When? 2nd Sunday in February
Download resources for Racial Justice Sunday from the CTBI website
Background to Racial Justice Sunday
The Methodist Church has celebrated Racial Justice Sunday (RJS) since 1989, on the second Sunday in September. Since September 1995 RJS has become an ecumenical event celebrated in Britain and Ireland. RJS moved to the second Sunday in February, with effect from 2017. This Sunday is an opportunity for all Christians to join together in:
- Reflecting on the importance of racial justice
- Thanksgiving for human diversity
- Prayer for an end to misunderstanding, racism and injustice
- Action that truly makes a difference
- Fundraising for national and local racial justice initiatives
Why Celebrate Racial Justice Sunday?
We believe that the universe was created by a loving God who chose to become a human being in Jesus Christ, who has redeemed the world and sent the Holy Spirit to enable us to love one another with God's love.
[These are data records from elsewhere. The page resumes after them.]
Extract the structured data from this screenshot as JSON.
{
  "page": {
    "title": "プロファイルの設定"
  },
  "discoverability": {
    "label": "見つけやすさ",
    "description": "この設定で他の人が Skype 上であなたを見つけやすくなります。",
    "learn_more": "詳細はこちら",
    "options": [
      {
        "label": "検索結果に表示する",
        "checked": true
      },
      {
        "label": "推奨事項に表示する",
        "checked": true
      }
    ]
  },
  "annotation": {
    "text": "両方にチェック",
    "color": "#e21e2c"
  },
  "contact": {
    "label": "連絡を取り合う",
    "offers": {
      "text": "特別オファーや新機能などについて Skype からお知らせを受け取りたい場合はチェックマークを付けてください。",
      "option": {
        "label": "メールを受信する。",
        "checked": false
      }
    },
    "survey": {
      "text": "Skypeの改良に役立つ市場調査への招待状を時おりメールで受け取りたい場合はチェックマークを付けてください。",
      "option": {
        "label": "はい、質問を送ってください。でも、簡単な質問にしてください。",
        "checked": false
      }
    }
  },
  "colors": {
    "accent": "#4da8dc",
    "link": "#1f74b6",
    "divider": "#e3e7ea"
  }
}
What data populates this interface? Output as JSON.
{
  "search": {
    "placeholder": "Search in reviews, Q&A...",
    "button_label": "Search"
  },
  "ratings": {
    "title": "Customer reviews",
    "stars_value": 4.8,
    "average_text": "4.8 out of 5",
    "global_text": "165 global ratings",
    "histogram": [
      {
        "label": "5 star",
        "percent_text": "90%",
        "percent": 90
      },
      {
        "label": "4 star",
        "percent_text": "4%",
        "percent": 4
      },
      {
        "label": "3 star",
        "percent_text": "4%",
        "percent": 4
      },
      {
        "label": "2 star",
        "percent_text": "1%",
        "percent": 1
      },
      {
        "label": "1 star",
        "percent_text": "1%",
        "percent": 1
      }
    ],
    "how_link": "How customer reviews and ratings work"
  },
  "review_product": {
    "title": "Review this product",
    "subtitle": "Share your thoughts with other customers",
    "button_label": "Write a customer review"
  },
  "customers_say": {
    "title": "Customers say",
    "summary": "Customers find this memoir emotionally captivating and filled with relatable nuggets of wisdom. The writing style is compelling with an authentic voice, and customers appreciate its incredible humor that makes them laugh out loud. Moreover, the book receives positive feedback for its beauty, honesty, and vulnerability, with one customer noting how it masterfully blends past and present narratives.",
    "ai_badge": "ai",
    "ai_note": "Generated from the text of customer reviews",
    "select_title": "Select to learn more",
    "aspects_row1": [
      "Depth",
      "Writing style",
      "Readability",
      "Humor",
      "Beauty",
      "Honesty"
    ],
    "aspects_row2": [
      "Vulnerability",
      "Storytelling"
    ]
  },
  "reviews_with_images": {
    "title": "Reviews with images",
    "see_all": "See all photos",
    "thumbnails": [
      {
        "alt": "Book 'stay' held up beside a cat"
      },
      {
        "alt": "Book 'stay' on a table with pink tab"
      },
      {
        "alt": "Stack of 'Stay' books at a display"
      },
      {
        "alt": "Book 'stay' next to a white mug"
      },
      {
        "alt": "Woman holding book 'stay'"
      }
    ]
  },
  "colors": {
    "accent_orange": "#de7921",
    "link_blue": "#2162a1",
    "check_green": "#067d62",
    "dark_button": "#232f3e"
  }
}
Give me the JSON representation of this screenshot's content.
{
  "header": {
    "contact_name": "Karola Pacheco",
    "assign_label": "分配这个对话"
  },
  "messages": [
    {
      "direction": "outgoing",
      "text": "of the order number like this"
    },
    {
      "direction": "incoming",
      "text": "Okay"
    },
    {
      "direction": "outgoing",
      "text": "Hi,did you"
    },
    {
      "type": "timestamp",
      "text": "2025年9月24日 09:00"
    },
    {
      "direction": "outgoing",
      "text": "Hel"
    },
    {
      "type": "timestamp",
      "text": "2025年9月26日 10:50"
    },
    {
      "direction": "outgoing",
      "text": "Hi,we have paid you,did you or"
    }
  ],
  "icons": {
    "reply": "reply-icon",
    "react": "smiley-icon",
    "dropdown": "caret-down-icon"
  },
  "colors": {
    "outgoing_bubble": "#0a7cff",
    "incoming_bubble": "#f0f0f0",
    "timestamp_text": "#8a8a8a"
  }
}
All human beings are equally children of God and loved by God. Since none is outside the love of God, none should be outside our love either.
We believe that the diversity of the human race was no mistake on God's part. God deliberately created variety within the human family and wants us to take as much delight in that variety as God does.
But racism persists in Britain and Ireland. At its most obvious and brutal, it takes the form of physical attacks, which sometimes end in murder. But it takes many other forms as well, like discrimination within the police force, popular prejudice against Travellers or people seeking asylum, or reluctance to accept people of a different ethnic or cultural group as neighbours. Even within churches, people can face discrimination and unkindness because they are different from the majority in a particular community.
As long as this continues, we believe that it is important to make time to give thanks for our diversity and to pray for God's help in overcoming our prejudices and the injustices that reflect and reinforce them.
'All human beings are born free and equal in dignity and rights. They are endowed with reason and conscience and should act towards one another in a spirit of brotherhood. Everyone is entitled to all the rights and freedoms set forth in this Declaration, without distinction of any kind, such as race, colour, sex, language, religion, political or other opinion, national or social origin, property, birth or other status.'
Universal Declaration of Human Rights, UN, 1948